“Park Doyoon’s guardian,” the receptionist called out. “Who brought in Park Doyoon?” Izzy approached the front desk. “He’s been moved to this room.” The receptionist pointed on a laminated map. “You can go see him now.”
Arm in a temporary sling, Doyoon sat up in his hospital bed. He wore a long-sleeved hospital gown with vertical stripes and the word “hospital” repeating up and down it in a dizzying pattern. Izzy pulled a chair up to the bed. “How are you feeling?” she asked.
“Better, I think,” he said. “My shoulder was dislocated, and they took some x-rays. They also did, like, a brain scan thing, too? I don’t know. I’m waiting for the doctor now.” He looked at Izzy’s shirt. “Oh, Noona, you got a new shirt.” He covered his face in embarrassment. “I’m so sorry.”
“Don’t worry about it. Really. I’m just happy you’re safe.”
“I am worried about my dancing, though. You know bboying?” Images of people diving into handstands and spinning on their heads came to mind. “Well, that’s my style. I need my arms to dance.” They both looked at his sling. “They said the doctor will tell me how bad it is once he sees my x-rays.”
A nurse knocked on the door and poked her head into the room. “The doctor will be here soon.”
Izzy looked back at Doyoon. “Do you want me to get you some water?”
Izzy filled up two cups at the water cooler in the hallway. Her pocket chirped out her ringtone, but it sounded wrong, gravelly, as if the speakers had been put through a blender.
Surprised it was able to ring at all, she took out her phone, careful not to cut her fingers again. White and purple lines streaked across the screen. A chunk of glass was missing from the top corner, but she could still make out the name of the caller: Miles. What the hell? It was almost four in the morning in California. Why was he calling her now? Then, through the surprise bloomed something like hope. Of all the nights he could call her, he chose the night she thought of him the most. The thing about loneliness was that when something irrevocably significant happened, you had no one to share it with, and this lack of a listener left your voice to croak in your own throat until you had no voice at all. And here was the universe giving her her voice again, an opportunity to make her suffering seen, to make the suffering she had seen, seen again.
The click of dress shoes on tile floors echoed through the hall.
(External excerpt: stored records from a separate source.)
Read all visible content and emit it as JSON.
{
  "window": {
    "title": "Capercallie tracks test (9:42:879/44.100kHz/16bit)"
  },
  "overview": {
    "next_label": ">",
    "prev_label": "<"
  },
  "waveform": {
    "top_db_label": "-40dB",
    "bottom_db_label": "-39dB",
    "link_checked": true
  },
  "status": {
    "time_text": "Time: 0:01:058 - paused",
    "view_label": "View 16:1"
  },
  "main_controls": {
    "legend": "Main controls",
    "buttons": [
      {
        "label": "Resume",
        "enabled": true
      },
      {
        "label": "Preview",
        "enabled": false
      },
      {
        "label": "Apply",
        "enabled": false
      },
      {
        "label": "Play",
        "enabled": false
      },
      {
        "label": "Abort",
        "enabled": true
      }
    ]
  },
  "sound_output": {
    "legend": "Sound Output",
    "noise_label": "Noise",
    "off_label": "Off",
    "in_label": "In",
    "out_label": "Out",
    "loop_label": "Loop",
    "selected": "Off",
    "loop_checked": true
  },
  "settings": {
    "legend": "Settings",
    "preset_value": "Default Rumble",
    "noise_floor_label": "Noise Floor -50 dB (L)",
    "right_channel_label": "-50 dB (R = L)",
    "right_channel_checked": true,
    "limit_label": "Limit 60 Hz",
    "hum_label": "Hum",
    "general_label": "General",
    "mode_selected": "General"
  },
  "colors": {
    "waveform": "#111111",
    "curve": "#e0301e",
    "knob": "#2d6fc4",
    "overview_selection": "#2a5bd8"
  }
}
A doctor in a lab coat walked toward Doyoon’s room. The phone rang insistently in Izzy’s hand, Miles’s name flickering on the screen like a candle about to go out. She could answer the phone and close or reopen—she couldn’t be sure—the wound she had given herself all those months ago. Or she could sit with Doyoon as he received news about his shoulder, his future, the person this accident would likely force him to become. Seeing the doctor several doors down from Doyoon’s room, Izzy locked her phone and went back inside.
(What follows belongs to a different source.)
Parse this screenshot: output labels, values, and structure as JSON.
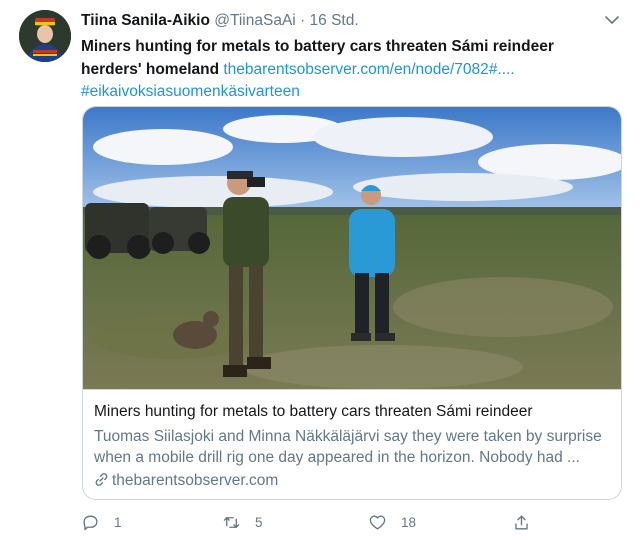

She sat at Doyoon’s side as the doctor entered the room. Stress and sleep deprivation had purpled the bags under the doctor’s eyes. Doyoon took a deep breath, but didn’t let it out.
Overhead, the fluorescent lights hummed loud like cicadas in summer. The doctor took a seat at the computer, tapped away at the keyboard, and turned the screen toward them. Doyoon didn’t breathe, next to Izzy, so she breathed for them both, taking in the clean smell of hospital, the faint smell of blood on the doctor, metallic like coins held too long in your hands. Something about the way the doctor clicked his pen and pointed at the x-ray reminded Izzy of a clock tower’s toll, the way the bell announced the end of one thing and the beginning of another.